*PROBLEM TO WORK ON:*
Each entry is to be retyped exactly as it stands.

*RECORD EXCERPTS:*

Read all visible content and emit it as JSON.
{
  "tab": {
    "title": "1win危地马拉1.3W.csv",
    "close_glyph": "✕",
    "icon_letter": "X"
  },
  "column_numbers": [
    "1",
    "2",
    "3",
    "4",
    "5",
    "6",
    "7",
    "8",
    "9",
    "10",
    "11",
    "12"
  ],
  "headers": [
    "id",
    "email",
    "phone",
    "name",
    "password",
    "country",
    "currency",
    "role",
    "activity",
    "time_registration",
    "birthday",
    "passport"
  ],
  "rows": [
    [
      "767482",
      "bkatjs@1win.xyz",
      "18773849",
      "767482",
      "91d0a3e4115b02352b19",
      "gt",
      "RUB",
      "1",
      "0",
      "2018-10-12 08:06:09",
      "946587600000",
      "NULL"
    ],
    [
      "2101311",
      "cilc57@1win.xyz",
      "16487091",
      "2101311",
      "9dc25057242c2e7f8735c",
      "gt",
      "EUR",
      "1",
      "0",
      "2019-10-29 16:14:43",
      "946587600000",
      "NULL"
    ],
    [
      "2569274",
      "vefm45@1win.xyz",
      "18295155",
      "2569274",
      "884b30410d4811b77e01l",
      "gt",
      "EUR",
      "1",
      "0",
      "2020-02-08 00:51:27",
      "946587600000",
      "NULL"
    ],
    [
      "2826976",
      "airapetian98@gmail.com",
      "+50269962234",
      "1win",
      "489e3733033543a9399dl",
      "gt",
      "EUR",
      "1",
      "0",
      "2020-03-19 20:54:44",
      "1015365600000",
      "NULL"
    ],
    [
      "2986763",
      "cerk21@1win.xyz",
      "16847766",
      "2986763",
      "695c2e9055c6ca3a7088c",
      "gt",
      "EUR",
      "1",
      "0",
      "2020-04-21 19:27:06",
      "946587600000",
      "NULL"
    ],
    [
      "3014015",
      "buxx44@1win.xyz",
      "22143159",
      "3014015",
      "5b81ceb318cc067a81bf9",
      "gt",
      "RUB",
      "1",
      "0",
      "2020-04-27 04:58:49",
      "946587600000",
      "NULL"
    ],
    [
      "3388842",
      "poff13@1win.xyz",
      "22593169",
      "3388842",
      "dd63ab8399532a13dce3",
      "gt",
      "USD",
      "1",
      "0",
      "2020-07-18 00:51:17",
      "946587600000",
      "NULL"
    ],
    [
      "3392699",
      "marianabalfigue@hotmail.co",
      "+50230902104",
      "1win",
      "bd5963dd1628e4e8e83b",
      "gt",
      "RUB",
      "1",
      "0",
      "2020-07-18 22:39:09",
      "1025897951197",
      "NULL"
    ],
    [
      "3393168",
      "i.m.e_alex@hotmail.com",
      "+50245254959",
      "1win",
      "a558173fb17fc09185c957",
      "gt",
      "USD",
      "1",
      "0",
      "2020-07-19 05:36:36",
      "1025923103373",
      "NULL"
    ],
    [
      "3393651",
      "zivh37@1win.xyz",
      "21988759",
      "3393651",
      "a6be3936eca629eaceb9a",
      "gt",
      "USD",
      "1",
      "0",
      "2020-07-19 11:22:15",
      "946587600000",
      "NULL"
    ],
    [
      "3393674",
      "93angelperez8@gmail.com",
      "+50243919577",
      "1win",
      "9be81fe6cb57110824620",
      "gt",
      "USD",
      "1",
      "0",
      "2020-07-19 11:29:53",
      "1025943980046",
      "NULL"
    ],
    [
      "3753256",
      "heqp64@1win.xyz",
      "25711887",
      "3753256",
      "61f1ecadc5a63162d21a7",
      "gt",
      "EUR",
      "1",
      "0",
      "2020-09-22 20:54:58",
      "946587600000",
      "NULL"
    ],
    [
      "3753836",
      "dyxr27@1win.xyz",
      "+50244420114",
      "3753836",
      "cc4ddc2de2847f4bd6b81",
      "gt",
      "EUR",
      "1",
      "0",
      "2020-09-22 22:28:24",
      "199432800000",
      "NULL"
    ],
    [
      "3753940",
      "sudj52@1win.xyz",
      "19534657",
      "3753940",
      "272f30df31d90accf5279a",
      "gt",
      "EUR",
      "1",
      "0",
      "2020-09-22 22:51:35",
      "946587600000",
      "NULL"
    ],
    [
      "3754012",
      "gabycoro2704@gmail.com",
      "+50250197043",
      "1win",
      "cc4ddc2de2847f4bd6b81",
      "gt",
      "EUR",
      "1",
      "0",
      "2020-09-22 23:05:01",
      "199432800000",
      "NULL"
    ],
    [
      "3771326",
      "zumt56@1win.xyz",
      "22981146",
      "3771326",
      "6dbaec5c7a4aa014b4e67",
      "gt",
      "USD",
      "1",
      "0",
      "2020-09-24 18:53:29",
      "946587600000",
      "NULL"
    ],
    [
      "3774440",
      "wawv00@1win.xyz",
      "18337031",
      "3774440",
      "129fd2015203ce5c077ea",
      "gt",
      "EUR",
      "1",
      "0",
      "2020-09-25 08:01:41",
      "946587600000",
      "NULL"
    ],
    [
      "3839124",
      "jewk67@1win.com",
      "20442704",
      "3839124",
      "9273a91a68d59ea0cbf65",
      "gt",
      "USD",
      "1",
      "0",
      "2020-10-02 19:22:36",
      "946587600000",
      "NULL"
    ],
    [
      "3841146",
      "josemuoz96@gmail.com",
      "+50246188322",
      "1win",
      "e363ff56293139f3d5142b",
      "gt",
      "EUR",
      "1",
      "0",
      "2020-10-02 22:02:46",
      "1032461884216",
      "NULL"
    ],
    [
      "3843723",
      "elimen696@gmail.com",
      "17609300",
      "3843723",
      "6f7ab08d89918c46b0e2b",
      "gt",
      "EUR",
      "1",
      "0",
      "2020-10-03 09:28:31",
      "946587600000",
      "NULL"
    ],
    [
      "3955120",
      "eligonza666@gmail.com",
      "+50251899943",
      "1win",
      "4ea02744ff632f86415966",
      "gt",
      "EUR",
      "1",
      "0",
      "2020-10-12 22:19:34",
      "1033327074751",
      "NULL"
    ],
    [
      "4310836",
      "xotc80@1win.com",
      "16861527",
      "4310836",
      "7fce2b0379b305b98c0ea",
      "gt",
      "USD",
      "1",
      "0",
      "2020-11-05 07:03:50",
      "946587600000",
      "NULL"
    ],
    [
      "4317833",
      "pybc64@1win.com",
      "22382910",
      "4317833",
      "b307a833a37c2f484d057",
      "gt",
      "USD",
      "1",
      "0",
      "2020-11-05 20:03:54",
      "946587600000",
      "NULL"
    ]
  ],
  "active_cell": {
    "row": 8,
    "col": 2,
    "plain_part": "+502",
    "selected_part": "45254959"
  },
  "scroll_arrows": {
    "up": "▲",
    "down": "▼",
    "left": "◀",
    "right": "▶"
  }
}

*EXPECTED ANSWER:*
Read all visible content and emit it as JSON.
{
  "tab": {
    "title": "1win危地马拉1.3W.csv",
    "close_glyph": "✕",
    "icon_letter": "X"
  },
  "column_numbers": [
    "1",
    "2",
    "3",
    "4",
    "5",
    "6",
    "7",
    "8",
    "9",
    "10",
    "11",
    "12"
  ],
  "headers": [
    "id",
    "email",
    "phone",
    "name",
    "password",
    "country",
    "currency",
    "role",
    "activity",
    "time_registration",
    "birthday",
    "passport"
  ],
  "rows": [
    [
      "767482",
      "bkatjs@1win.xyz",
      "18773849",
      "767482",
      "91d0a3e4115b02352b19",
      "gt",
      "RUB",
      "1",
      "0",
      "2018-10-12 08:06:09",
      "946587600000",
      "NULL"
    ],
    [
      "2101311",
      "cilc57@1win.xyz",
      "16487091",
      "2101311",
      "9dc25057242c2e7f8735c",
      "gt",
      "EUR",
      "1",
      "0",
      "2019-10-29 16:14:43",
      "946587600000",
      "NULL"
    ],
    [
      "2569274",
      "vefm45@1win.xyz",
      "18295155",
      "2569274",
      "884b30410d4811b77e01l",
      "gt",
      "EUR",
      "1",
      "0",
      "2020-02-08 00:51:27",
      "946587600000",
      "NULL"
    ],
    [
      "2826976",
      "airapetian98@gmail.com",
      "+50269962234",
      "1win",
      "489e3733033543a9399dl",
      "gt",
      "EUR",
      "1",
      "0",
      "2020-03-19 20:54:44",
      "1015365600000",
      "NULL"
    ],
    [
      "2986763",
      "cerk21@1win.xyz",
      "16847766",
      "2986763",
      "695c2e9055c6ca3a7088c",
      "gt",
      "EUR",
      "1",
      "0",
      "2020-04-21 19:27:06",
      "946587600000",
      "NULL"
    ],
    [
      "3014015",
      "buxx44@1win.xyz",
      "22143159",
      "3014015",
      "5b81ceb318cc067a81bf9",
      "gt",
      "RUB",
      "1",
      "0",
      "2020-04-27 04:58:49",
      "946587600000",
      "NULL"
    ],
    [
      "3388842",
      "poff13@1win.xyz",
      "22593169",
      "3388842",
      "dd63ab8399532a13dce3",
      "gt",
      "USD",
      "1",
      "0",
      "2020-07-18 00:51:17",
      "946587600000",
      "NULL"
    ],
    [
      "3392699",
      "marianabalfigue@hotmail.co",
      "+50230902104",
      "1win",
      "bd5963dd1628e4e8e83b",
      "gt",
      "RUB",
      "1",
      "0",
      "2020-07-18 22:39:09",
      "1025897951197",
      "NULL"
    ],
    [
      "3393168",
      "i.m.e_alex@hotmail.com",
      "+50245254959",
      "1win",
      "a558173fb17fc09185c957",
      "gt",
      "USD",
      "1",
      "0",
      "2020-07-19 05:36:36",
      "1025923103373",
      "NULL"
    ],
    [
      "3393651",
      "zivh37@1win.xyz",
      "21988759",
      "3393651",
      "a6be3936eca629eaceb9a",
      "gt",
      "USD",
      "1",
      "0",
      "2020-07-19 11:22:15",
      "946587600000",
      "NULL"
    ],
    [
      "3393674",
      "93angelperez8@gmail.com",
      "+50243919577",
      "1win",
      "9be81fe6cb57110824620",
      "gt",
      "USD",
      "1",
      "0",
      "2020-07-19 11:29:53",
      "1025943980046",
      "NULL"
    ],
    [
      "3753256",
      "heqp64@1win.xyz",
      "25711887",
      "3753256",
      "61f1ecadc5a63162d21a7",
      "gt",
      "EUR",
      "1",
      "0",
      "2020-09-22 20:54:58",
      "946587600000",
      "NULL"
    ],
    [
      "3753836",
      "dyxr27@1win.xyz",
      "+50244420114",
      "3753836",
      "cc4ddc2de2847f4bd6b81",
      "gt",
      "EUR",
      "1",
      "0",
      "2020-09-22 22:28:24",
      "199432800000",
      "NULL"
    ],
    [
      "3753940",
      "sudj52@1win.xyz",
      "19534657",
      "3753940",
      "272f30df31d90accf5279a",
      "gt",
      "EUR",
      "1",
      "0",
      "2020-09-22 22:51:35",
      "946587600000",
      "NULL"
    ],
    [
      "3754012",
      "gabycoro2704@gmail.com",
      "+50250197043",
      "1win",
      "cc4ddc2de2847f4bd6b81",
      "gt",
      "EUR",
      "1",
      "0",
      "2020-09-22 23:05:01",
      "199432800000",
      "NULL"
    ],
    [
      "3771326",
      "zumt56@1win.xyz",
      "22981146",
      "3771326",
      "6dbaec5c7a4aa014b4e67",
      "gt",
      "USD",
      "1",
      "0",
      "2020-09-24 18:53:29",
      "946587600000",
      "NULL"
    ],
    [
      "3774440",
      "wawv00@1win.xyz",
      "18337031",
      "3774440",
      "129fd2015203ce5c077ea",
      "gt",
      "EUR",
      "1",
      "0",
      "2020-09-25 08:01:41",
      "946587600000",
      "NULL"
    ],
    [
      "3839124",
      "jewk67@1win.com",
      "20442704",
      "3839124",
      "9273a91a68d59ea0cbf65",
      "gt",
      "USD",
      "1",
      "0",
      "2020-10-02 19:22:36",
      "946587600000",
      "NULL"
    ],
    [
      "3841146",
      "josemuoz96@gmail.com",
      "+50246188322",
      "1win",
      "e363ff56293139f3d5142b",
      "gt",
      "EUR",
      "1",
      "0",
      "2020-10-02 22:02:46",
      "1032461884216",
      "NULL"
    ],
    [
      "3843723",
      "elimen696@gmail.com",
      "17609300",
      "3843723",
      "6f7ab08d89918c46b0e2b",
      "gt",
      "EUR",
      "1",
      "0",
      "2020-10-03 09:28:31",
      "946587600000",
      "NULL"
    ],
    [
      "3955120",
      "eligonza666@gmail.com",
      "+50251899943",
      "1win",
      "4ea02744ff632f86415966",
      "gt",
      "EUR",
      "1",
      "0",
      "2020-10-12 22:19:34",
      "1033327074751",
      "NULL"
    ],
    [
      "4310836",
      "xotc80@1win.com",
      "16861527",
      "4310836",
      "7fce2b0379b305b98c0ea",
      "gt",
      "USD",
      "1",
      "0",
      "2020-11-05 07:03:50",
      "946587600000",
      "NULL"
    ],
    [
      "4317833",
      "pybc64@1win.com",
      "22382910",
      "4317833",
      "b307a833a37c2f484d057",
      "gt",
      "USD",
      "1",
      "0",
      "2020-11-05 20:03:54",
      "946587600000",
      "NULL"
    ]
  ],
  "active_cell": {
    "row": 8,
    "col": 2,
    "plain_part": "+502",
    "selected_part": "45254959"
  },
  "scroll_arrows": {
    "up": "▲",
    "down": "▼",
    "left": "◀",
    "right": "▶"
  }
}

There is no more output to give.